[Opening Dataset content section]

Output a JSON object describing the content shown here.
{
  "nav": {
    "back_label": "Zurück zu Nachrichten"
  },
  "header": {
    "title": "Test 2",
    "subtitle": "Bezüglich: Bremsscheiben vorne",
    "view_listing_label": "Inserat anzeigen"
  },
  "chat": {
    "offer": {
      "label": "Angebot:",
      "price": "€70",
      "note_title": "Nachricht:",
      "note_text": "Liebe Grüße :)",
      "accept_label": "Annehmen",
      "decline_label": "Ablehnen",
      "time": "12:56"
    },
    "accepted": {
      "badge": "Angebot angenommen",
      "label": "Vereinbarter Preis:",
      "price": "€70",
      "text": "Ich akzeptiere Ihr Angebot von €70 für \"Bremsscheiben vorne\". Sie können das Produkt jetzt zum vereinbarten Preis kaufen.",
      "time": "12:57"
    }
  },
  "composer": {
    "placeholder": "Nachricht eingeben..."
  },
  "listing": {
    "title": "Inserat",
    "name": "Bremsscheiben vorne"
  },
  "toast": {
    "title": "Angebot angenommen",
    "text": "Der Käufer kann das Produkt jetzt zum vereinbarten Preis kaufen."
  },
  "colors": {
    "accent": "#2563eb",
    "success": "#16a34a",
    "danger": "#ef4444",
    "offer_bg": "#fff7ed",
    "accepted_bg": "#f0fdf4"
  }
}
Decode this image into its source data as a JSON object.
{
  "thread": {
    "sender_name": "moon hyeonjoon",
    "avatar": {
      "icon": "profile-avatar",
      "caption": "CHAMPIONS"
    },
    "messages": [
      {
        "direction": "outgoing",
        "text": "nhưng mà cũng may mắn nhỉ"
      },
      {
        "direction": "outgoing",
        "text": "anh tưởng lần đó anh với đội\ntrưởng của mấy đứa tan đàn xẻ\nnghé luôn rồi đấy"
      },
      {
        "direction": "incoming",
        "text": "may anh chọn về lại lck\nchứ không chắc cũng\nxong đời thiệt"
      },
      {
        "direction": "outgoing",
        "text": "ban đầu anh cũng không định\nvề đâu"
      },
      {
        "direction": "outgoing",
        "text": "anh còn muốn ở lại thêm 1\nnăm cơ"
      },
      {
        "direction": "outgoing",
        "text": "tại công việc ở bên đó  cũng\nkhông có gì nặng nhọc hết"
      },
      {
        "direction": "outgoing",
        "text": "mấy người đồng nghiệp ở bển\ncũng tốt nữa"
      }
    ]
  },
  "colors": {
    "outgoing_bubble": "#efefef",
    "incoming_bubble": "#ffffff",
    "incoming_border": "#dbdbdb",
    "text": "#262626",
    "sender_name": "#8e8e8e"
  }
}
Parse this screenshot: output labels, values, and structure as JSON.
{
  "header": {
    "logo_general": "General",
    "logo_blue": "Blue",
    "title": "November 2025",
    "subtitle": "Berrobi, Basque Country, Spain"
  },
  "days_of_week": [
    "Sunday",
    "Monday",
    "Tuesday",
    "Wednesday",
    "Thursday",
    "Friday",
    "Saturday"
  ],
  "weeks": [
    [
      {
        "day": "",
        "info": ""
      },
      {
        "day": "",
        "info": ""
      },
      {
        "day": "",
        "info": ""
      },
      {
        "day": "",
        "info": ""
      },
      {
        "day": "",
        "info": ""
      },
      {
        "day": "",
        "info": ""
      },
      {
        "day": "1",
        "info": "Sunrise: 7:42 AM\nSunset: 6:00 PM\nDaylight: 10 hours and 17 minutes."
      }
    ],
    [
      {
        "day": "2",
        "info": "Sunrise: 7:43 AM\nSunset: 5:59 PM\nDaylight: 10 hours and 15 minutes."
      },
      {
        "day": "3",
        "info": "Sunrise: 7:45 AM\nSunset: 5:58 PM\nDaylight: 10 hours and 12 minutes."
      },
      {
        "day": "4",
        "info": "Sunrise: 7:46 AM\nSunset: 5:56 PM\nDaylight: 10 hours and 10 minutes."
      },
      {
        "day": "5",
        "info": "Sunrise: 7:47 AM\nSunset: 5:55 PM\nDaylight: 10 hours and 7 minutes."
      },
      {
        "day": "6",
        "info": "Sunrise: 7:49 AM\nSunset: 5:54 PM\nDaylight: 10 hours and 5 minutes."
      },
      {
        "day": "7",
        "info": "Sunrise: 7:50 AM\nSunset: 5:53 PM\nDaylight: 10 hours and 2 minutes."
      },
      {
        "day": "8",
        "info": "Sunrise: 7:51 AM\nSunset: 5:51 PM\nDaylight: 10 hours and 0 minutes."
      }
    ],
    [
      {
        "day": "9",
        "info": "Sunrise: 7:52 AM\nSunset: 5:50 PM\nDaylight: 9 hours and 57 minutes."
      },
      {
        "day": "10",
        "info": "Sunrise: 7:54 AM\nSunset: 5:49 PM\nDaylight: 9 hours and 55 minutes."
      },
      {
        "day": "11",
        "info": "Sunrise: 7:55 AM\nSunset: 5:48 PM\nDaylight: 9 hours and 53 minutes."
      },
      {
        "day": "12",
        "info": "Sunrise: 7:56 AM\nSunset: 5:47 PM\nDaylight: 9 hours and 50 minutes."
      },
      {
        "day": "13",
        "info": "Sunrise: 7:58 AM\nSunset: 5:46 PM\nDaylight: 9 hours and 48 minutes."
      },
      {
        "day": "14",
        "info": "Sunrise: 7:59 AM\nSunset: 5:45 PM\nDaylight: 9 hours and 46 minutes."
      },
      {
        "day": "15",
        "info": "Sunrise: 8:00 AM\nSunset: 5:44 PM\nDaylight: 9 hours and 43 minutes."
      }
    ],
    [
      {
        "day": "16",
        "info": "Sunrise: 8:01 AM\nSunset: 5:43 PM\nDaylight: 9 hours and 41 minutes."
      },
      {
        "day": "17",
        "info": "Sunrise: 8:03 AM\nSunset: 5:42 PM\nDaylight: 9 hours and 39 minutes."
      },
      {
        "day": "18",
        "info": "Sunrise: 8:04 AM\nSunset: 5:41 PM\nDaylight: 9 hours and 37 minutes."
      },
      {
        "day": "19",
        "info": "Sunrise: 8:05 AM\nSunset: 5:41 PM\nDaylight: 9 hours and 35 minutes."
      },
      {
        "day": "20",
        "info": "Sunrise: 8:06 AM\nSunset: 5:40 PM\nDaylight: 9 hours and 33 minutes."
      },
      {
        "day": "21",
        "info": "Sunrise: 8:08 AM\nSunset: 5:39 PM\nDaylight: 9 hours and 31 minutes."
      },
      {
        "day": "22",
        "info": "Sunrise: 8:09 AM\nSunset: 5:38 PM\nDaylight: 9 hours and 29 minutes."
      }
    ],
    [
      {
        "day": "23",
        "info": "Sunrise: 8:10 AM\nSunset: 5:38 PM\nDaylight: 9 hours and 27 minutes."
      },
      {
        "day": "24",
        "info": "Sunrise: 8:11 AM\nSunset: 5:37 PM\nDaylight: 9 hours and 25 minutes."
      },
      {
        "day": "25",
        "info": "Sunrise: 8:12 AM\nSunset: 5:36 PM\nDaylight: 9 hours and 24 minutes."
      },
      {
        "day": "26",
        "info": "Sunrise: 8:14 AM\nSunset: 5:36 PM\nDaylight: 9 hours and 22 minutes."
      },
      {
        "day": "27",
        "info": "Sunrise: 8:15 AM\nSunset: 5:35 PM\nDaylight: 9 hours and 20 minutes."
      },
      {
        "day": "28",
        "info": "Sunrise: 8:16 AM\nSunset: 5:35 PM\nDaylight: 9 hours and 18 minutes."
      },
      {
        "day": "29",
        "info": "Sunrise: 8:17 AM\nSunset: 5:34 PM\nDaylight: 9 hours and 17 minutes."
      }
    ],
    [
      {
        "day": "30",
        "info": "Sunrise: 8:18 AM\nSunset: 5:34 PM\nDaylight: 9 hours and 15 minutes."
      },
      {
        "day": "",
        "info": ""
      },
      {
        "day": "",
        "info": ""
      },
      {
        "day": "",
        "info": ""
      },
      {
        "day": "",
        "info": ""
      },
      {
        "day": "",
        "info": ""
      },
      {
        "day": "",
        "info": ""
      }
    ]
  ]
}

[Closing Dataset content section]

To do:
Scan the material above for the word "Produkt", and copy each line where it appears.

Exercise response:
      "text": "Ich akzeptiere Ihr Angebot von €70 für \"Bremsscheiben vorne\". Sie können das Produkt jetzt zum vereinbarten Preis kaufen.",
    "text": "Der Käufer kann das Produkt jetzt zum vereinbarten Preis kaufen."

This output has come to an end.